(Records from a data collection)
──────────
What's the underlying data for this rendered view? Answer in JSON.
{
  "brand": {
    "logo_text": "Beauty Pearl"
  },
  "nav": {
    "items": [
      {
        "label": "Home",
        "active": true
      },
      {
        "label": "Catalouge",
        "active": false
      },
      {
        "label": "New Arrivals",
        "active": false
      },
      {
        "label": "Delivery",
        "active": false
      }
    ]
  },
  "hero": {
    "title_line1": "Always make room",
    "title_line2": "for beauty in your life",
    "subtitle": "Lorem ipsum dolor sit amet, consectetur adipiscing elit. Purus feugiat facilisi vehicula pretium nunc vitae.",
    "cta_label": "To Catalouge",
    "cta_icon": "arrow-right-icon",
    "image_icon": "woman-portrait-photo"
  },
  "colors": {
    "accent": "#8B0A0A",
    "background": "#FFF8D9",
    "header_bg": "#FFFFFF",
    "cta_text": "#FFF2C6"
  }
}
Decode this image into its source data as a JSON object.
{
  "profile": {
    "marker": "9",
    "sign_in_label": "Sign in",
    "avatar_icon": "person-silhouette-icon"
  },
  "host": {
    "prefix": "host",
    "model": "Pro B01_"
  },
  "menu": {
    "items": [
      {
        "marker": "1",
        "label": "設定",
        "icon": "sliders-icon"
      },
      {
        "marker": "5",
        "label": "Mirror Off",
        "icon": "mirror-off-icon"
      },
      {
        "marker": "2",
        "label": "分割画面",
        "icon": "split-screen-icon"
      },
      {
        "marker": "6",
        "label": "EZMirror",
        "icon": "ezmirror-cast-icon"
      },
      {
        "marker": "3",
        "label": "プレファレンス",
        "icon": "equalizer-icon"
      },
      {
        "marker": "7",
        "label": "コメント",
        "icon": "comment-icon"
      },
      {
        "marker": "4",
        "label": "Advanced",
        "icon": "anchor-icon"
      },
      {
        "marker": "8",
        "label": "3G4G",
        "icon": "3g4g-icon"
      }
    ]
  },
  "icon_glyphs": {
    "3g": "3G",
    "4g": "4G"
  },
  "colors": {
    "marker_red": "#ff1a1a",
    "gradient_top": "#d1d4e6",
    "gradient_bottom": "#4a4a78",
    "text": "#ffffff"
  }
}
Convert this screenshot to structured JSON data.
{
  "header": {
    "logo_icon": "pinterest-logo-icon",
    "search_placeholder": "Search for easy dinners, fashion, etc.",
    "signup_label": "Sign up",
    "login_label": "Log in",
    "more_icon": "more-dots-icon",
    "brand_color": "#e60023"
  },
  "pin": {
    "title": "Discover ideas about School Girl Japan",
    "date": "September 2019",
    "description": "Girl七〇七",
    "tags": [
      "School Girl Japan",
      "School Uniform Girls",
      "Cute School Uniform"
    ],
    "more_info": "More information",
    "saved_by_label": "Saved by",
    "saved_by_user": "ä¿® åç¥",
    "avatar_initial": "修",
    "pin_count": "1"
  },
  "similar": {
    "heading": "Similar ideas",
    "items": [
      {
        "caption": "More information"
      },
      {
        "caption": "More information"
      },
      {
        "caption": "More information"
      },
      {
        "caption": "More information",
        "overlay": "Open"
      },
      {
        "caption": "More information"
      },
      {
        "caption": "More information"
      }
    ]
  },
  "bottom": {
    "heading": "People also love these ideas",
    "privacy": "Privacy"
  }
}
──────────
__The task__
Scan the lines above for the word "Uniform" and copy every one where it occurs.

__Answer to this problem__
      "School Uniform Girls",
      "Cute School Uniform"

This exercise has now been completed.